We are living under a global collective consciousness of fear and anxiety. And this is leading to exhaustion. To protect ourselves and others and, in particular, the most vulnerable of us, against this insidious virus, we have been told to stay home. To isolate ourselves from others.This has led to feelings of loneliness for many. It’s been tough—so tough. And I am a lucky one. I have a partner and two teenage kids, and as an essential health service worker, I have been able to continue to do the work I love—helping others.

But I have still felt lonely and isolated. I miss long drives, markets, coffee dates, brunch with friends, Sunday afternoon beers, and my running group. I also miss catch-ups with my extended family.

But these losses I am experiencing are all first world problems really, comparatively speaking. As I said, I am fortunate to be surrounded by three people who love and care about me. We eat together, we watch TV together, we walk together. We are not alone—by the true definition of the word.

I can’t even begin to imagine what these feelings of isolation and loneliness feel like for those living alone. To not share a coffee or a beer with another person, to not hug or even touch another human being. And the worst part of all of this is we don’t know when it will end.I have clients who have requested more regular appointments simply so they can have human contact and interaction. I am their lifeline. Their beacon in the storm. Their remedy to their loneliness

We can all relate to loneliness; everyone has felt lonely before at some point in their lives.

But there can be a stigma and shame in feeling—and admitting to—feeling lonely. But what is loneliness? Is loneliness an emotion, a feeling, or perhaps a condition? And why has it, in the midst of this pandemic, become a significant impact of a worldwide physical illness? Dr Vivek Murphy, in his book Together: The Healing Power of Human Connection in a Sometimes Lonely World, makes a case for loneliness as a public health concern: a root cause and contributor to many of the epidemics sweeping the world today from alcohol and drug addiction to violence to depression and anxiety. Loneliness, according to Murphy, is defined in science by a discrepancy and a gap between the connections that you need and the connection that you have. Loneliness is quite simply a lack of human connection. Loneliness, he argues, is affecting not only our health but also how our children experience school, how we perform in the workplace, and the sense of division and polarization in our society.
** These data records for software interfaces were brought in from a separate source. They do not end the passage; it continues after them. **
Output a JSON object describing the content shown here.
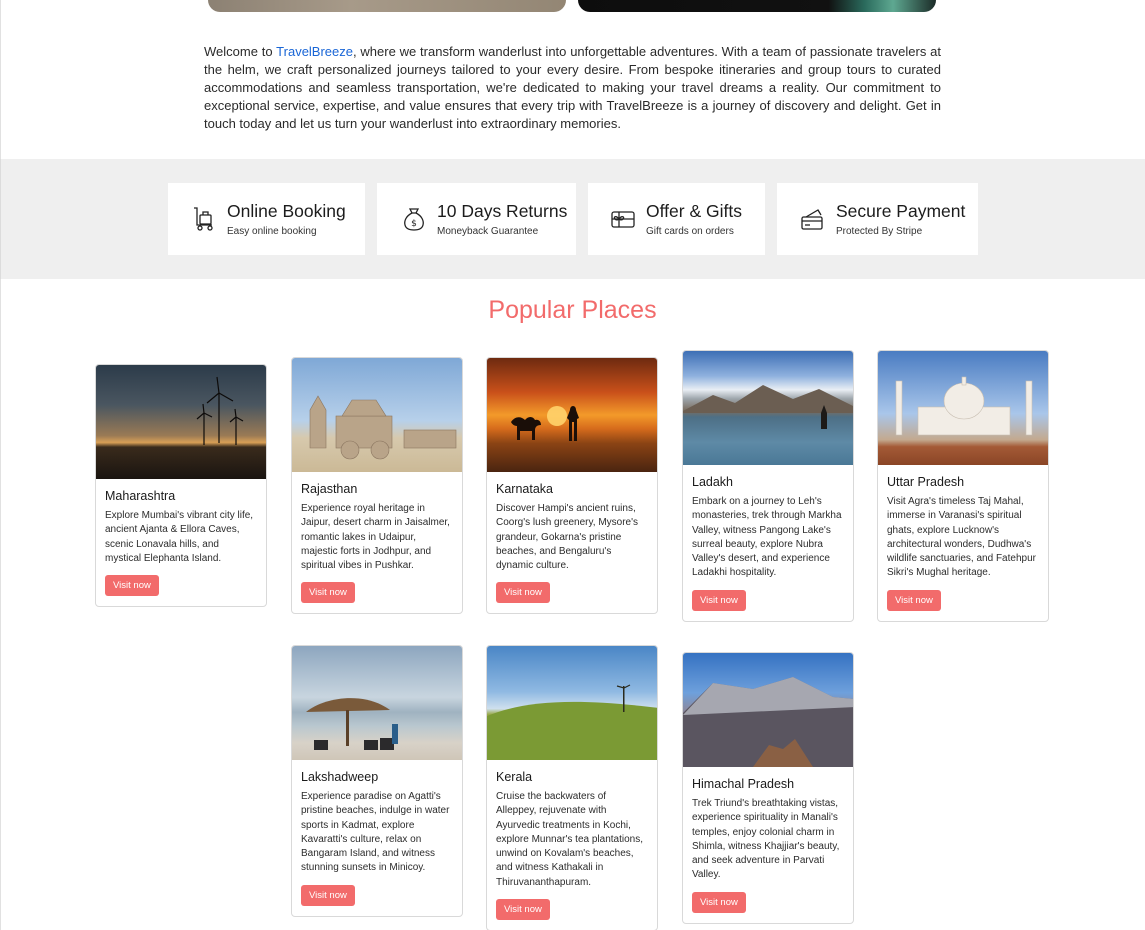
{
  "intro": {
    "prefix": "Welcome to ",
    "brand_link": "TravelBreeze",
    "text": ", where we transform wanderlust into unforgettable adventures. With a team of passionate travelers at the helm, we craft personalized journeys tailored to your every desire. From bespoke itineraries and group tours to curated accommodations and seamless transportation, we're dedicated to making your travel dreams a reality. Our commitment to exceptional service, expertise, and value ensures that every trip with TravelBreeze is a journey of discovery and delight. Get in touch today and let us turn your wanderlust into extraordinary memories."
  },
  "features": [
    {
      "title": "Online Booking",
      "subtitle": "Easy online booking",
      "icon": "luggage-trolley-icon"
    },
    {
      "title": "10 Days Returns",
      "subtitle": "Moneyback Guarantee",
      "icon": "money-bag-icon"
    },
    {
      "title": "Offer & Gifts",
      "subtitle": "Gift cards on orders",
      "icon": "gift-card-icon"
    },
    {
      "title": "Secure Payment",
      "subtitle": "Protected By Stripe",
      "icon": "credit-card-icon"
    }
  ],
  "popular": {
    "title": "Popular Places",
    "button_label": "Visit now",
    "places": [
      {
        "name": "Maharashtra",
        "desc": "Explore Mumbai's vibrant city life, ancient Ajanta & Ellora Caves, scenic Lonavala hills, and mystical Elephanta Island."
      },
      {
        "name": "Rajasthan",
        "desc": "Experience royal heritage in Jaipur, desert charm in Jaisalmer, romantic lakes in Udaipur, majestic forts in Jodhpur, and spiritual vibes in Pushkar."
      },
      {
        "name": "Karnataka",
        "desc": "Discover Hampi's ancient ruins, Coorg's lush greenery, Mysore's grandeur, Gokarna's pristine beaches, and Bengaluru's dynamic culture."
      },
      {
        "name": "Ladakh",
        "desc": "Embark on a journey to Leh's monasteries, trek through Markha Valley, witness Pangong Lake's surreal beauty, explore Nubra Valley's desert, and experience Ladakhi hospitality."
      },
      {
        "name": "Uttar Pradesh",
        "desc": "Visit Agra's timeless Taj Mahal, immerse in Varanasi's spiritual ghats, explore Lucknow's architectural wonders, Dudhwa's wildlife sanctuaries, and Fatehpur Sikri's Mughal heritage."
      },
      {
        "name": "Lakshadweep",
        "desc": "Experience paradise on Agatti's pristine beaches, indulge in water sports in Kadmat, explore Kavaratti's culture, relax on Bangaram Island, and witness stunning sunsets in Minicoy."
      },
      {
        "name": "Kerala",
        "desc": "Cruise the backwaters of Alleppey, rejuvenate with Ayurvedic treatments in Kochi, explore Munnar's tea plantations, unwind on Kovalam's beaches, and witness Kathakali in Thiruvananthapuram."
      },
      {
        "name": "Himachal Pradesh",
        "desc": "Trek Triund's breathtaking vistas, experience spirituality in Manali's temples, enjoy colonial charm in Shimla, witness Khajjiar's beauty, and seek adventure in Parvati Valley."
      }
    ]
  },
  "colors": {
    "accent": "#f26b6b",
    "link": "#1a66d6",
    "band": "#efefef"
  }
}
He also states that researchers have identified three dimensions of loneliness to reflect the particular types of relationships that are missing and can lead to feelings of loneliness:

1. Intimate or emotional loneliness: family and intimate partner

2. Relational or social loneliness: friendships

3. Collective loneliness: community

During this pandemic, the latter two are the ones that many of us may be feeling the most—loss of connections with friendships and community. But for those who live alone, all three are relevant; all three would be felt acutely.

And the impact is being compounded due to social distancing restrictions and with so many activities being closed down. We now have very few opportunities to satisfy these dimensions.These three dimensions are also really interesting as they can help us understand why, for example, someone with a loving famil